The Old Testament has a different feel from the New Testament in that much of it
deals with national history. The protagonists are often kings and the actions include
matters that can leave evidence in the ground. The history of Israel in the Old Testament
is established over and over again from the time of Solomon onwards.
Some of the evidence from this period comes in the form of the cities and villages
which are left behind in the ground. Other evidence comes from the tombs of those
who died, or from inscriptions left to commemorate events. For example, by looking
at the different walls of Jerusalem one can see an early settlement which becomes
progressively larger and better fortified until the destruction in about 590BC. About
540BC the city was again inhabited but the wall that was built was built in haste
to a low standard. This is consistent with the history of Jerusalem in the Bible.
However, before the time of King David (who reigned in the 11th century BC) Israel
was a nomadic people. This means that they left little trace of their doings that
can be discovered by archaeologists. Archaeology is thus of much less help in looking
at the Bible before about 1000BC.
This chart shows the chronology of the whole Bible. Most of this is taken up with
the Old Testament. The history from the end of the reign of King David onwards is
thoroughly supported by archaeological finds. Before this time Israel was generally
nomadic and evidence is much harder to obtain.
Example - Evidence of Hezekiah’s Reign
Hezekiah was king of Judah at the time of the Assyrian invasion of the area. Early
on in his reign the northern kingdom of Israel was finally taken captive and later
on Judah was also invaded. The Assyrian invasion left a legacy of siege-works and
destruction layers which allow this time to be identified with confidence. The reign
of Hezekiah is described in 2 Kings 18-20, 2 Chronicles 29-32 and in some of the
books of the prophets such as Isaiah and Micah.
Early on in the reign of Hezekiah he ordered the removal of the high places - these
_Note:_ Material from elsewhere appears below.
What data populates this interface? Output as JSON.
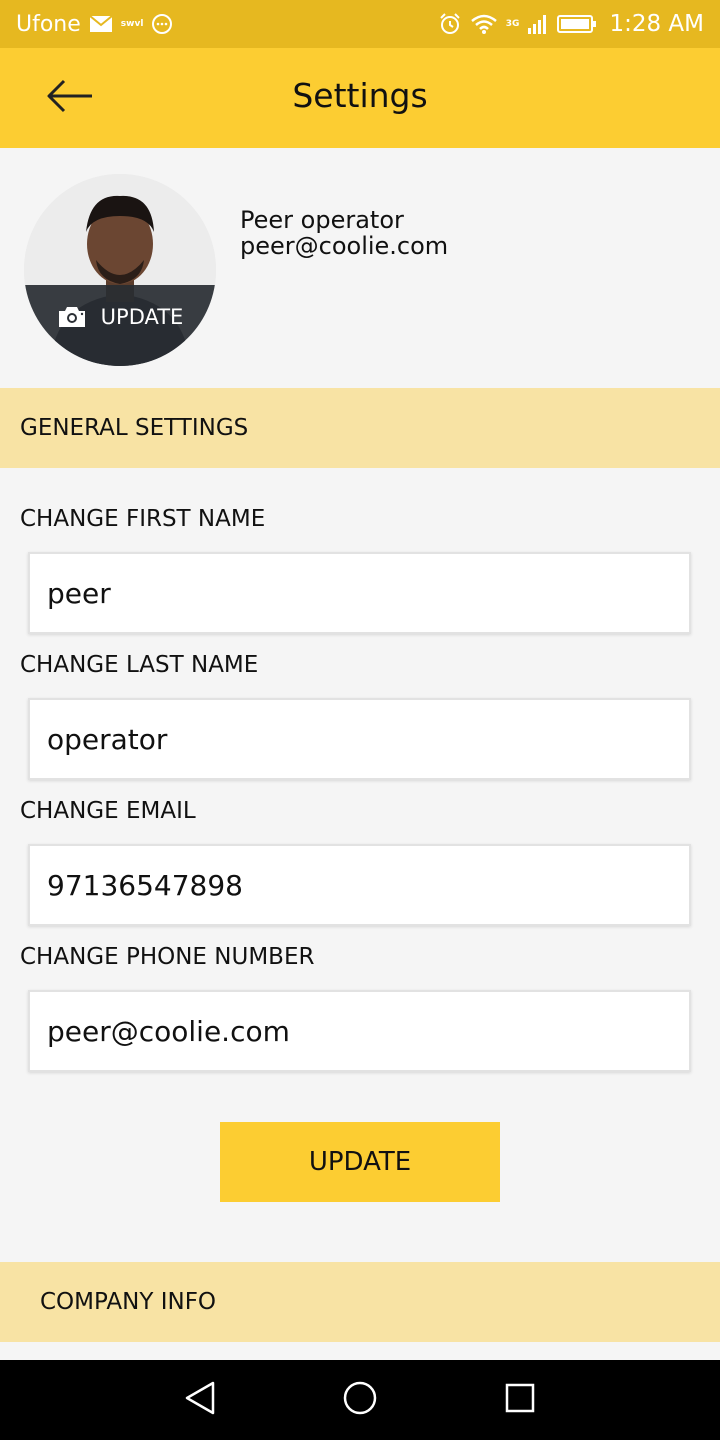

were religious sanctuaries outside Jerusalem. The period is marked by signs of the
destruction and removal of stone altars. The period also shows an increase in the
fortification of Jerusalem to resist the invading Assyrians, a process described
in the Bible. Sennacherib, the Assyrian king, besieged the fortress-city of Lachish
and captured; he left a set of reliefs on the walls of his palace which depict the
storming of the city. His campaign Judah is referred to in a set of cuneiform inscriptions
on clay prisms; two of these are in the British Museum. These record the conquest
of most of the region by the Assyrians but tellingly indicate that while Hezekiah
was “shut up” in Jerusalem it was not captured, exactly what the Bible tells us.
The Assyrians retreated from Judah because of a sudden plague which killed large
numbers of their troops. This is confirmed by the existence of mass graves of Assyrian
soldiers which have been discovered near Lachish where the main Assyrian camp was
This and many other examples show that the Old Testament has a remarkably accurate
description of the events that appear in its accounts.
for a pdf file which gives a summary of the Archaeology of the Old Testament.
One of the Lachish Letters, in which a contemporary witness records some of the events
that accompany the invasion of Judah by the Babylonians.. This campaign was a disaster
for ancient Judah, and is described in numerous places in the Old Testament.